Colts: Mike Tannenbaum’s explanation for ripping Carson Wentz trade doesn’t even make sense
When the Indianapolis Colts traded for Carson Wentz, it’s fair to say it was met with mixed reviews, with much of the criticism suggesting that it’d be hard for them to revive the former No. 2 pick after his decline over the last couple of seasons.
That’s certainly valid.

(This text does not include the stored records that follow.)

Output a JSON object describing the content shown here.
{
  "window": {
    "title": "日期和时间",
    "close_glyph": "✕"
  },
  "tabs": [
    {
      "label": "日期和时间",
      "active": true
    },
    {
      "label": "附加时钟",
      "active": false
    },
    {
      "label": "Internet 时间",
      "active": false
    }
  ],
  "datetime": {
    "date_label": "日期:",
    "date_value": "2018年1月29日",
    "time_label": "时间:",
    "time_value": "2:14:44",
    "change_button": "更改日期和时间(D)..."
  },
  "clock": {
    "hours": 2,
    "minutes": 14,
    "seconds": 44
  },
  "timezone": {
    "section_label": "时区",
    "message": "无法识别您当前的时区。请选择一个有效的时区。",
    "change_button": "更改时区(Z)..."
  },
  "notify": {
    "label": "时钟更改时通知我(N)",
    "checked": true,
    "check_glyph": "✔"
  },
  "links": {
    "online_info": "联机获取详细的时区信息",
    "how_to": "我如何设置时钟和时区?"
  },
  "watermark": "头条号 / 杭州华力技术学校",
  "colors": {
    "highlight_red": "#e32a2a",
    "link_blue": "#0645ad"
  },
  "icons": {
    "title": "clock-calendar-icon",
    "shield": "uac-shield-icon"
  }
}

It’s a big risk.
But the organization is banking on head coach Frank Reich’s guidance, since he was the offensive coordinator for Wentz’s rookie year and then his MVP-caliber 2017 campaign.
On the other hand, Indy is really only tied to him for two years.

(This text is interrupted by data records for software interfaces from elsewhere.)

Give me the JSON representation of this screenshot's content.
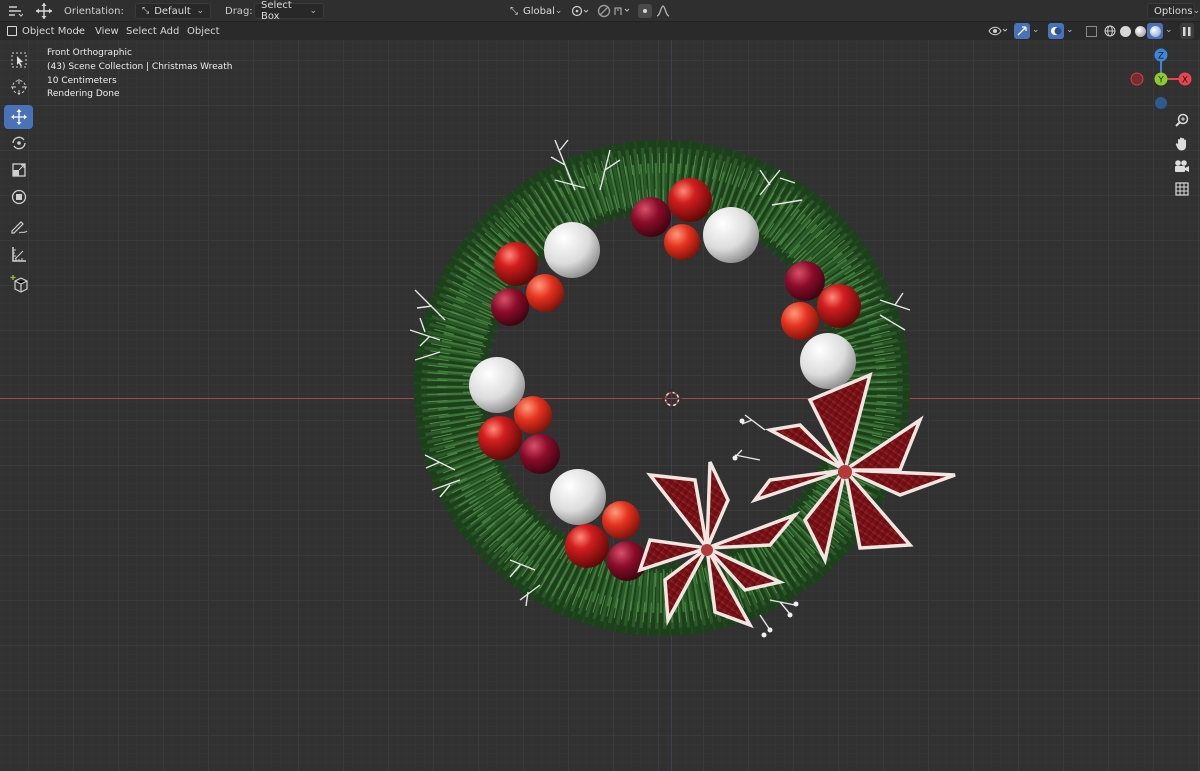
{
  "header": {
    "orientation_label": "Orientation:",
    "orientation_value": "Default",
    "drag_label": "Drag:",
    "drag_value": "Select Box",
    "transform_space": "Global",
    "options_label": "Options"
  },
  "menubar": {
    "mode": "Object Mode",
    "items": [
      "View",
      "Select",
      "Add",
      "Object"
    ]
  },
  "viewport_info": {
    "view_name": "Front Orthographic",
    "collection": "(43) Scene Collection | Christmas Wreath",
    "scale": "10 Centimeters",
    "status": "Rendering Done"
  },
  "gizmo": {
    "z_label": "Z",
    "y_label": "Y",
    "x_label": "X"
  },
  "toolbar": {
    "tools": [
      "select-box",
      "cursor",
      "move",
      "rotate",
      "scale",
      "transform",
      "annotate",
      "measure",
      "add-cube"
    ],
    "active_tool": "move"
  },
  "colors": {
    "accent": "#4a72b8",
    "x_axis": "#a84848",
    "gizmo_x": "#e8464f",
    "gizmo_y": "#8bcc2d",
    "gizmo_z": "#3e86d8"
  }
}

He quickly becomes a cap casualty after 2022, and it probably makes the most sense to see what he’s got for the next two years, given the rest of this roster is built to win right now.

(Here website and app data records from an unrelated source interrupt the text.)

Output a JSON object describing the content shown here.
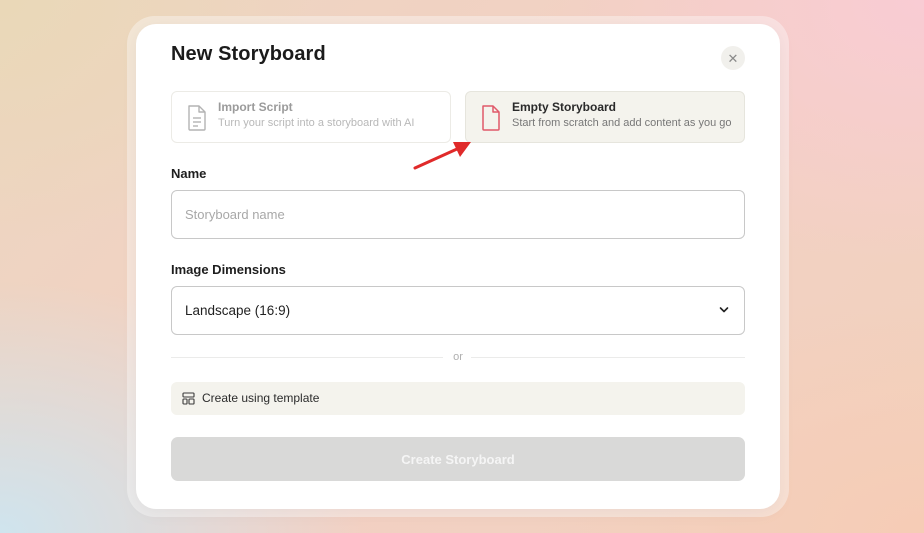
{
  "modal": {
    "title": "New Storyboard",
    "close_icon": "close-icon"
  },
  "options": {
    "import": {
      "title": "Import Script",
      "description": "Turn your script into a storyboard with AI",
      "icon": "document-icon",
      "state": "disabled"
    },
    "empty": {
      "title": "Empty Storyboard",
      "description": "Start from scratch and add content as you go",
      "icon": "document-icon",
      "state": "selected",
      "icon_color": "#e0596a"
    }
  },
  "annotation": {
    "arrow_color": "#e02a2a"
  },
  "form": {
    "name_label": "Name",
    "name_placeholder": "Storyboard name",
    "name_value": "",
    "dimensions_label": "Image Dimensions",
    "dimensions_value": "Landscape (16:9)",
    "dimensions_icon": "chevron-down-icon"
  },
  "divider": {
    "text": "or"
  },
  "template": {
    "label": "Create using template",
    "icon": "template-layout-icon"
  },
  "actions": {
    "create_label": "Create Storyboard",
    "create_state": "disabled"
  }
}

So, while we understand the risks, we’re not going to take nonsensical opposition to his move.
If you’re going to express displeasure with the move, at least have better reasoning than former NFL GM Mike Tannenbaum, who went on a huge rant shortly after the Colts made the trade with the Eagles.
Mike Tannenbaum’s reasoning for criticizing the Colts-Carson Wentz trade is senseless.
“When you give up two high picks like they did, you’re fully committing that this will be your quarterback for the next decade,” Tannenbaum attempted to explain.
Since when is a third-rounder and a conditional second-rounder enough to justify that you have to commit to a player for a decade? Look what the Eagles gave up for Wentz in the first place! Look at what the Ravens surrendered for Lamar Jackson. Shall we keep going? The Jets and Sam Darnold. Cardinals and Josh Rosen. Bills and Josh Allen.
Some worked. Some didn’t. But on what planet is this a prohibitive price to pay for an established NFL quarterback who will be getting better coaching, have more offensive weapons and adequate protection in the pocket? Wentz had none of that for much of his last three years in Philly.
Oh! Looks like Tannenbaum came around? Did he simply conduct a shred of research after putting out his ill-advised take on live television?
If Wentz doesn’t work out and it ends up costing Indy a third-rounder and a second-rounder, that’s probably better than using this year’s first-round pick and trading next year’s for an unproven draft prospect at the quarterback position. Wentz has the familiarity, the postseason experience, and the potential.
That’s exactly what the Colts need. All they have to do is fix him and do what the Eagles couldn’t.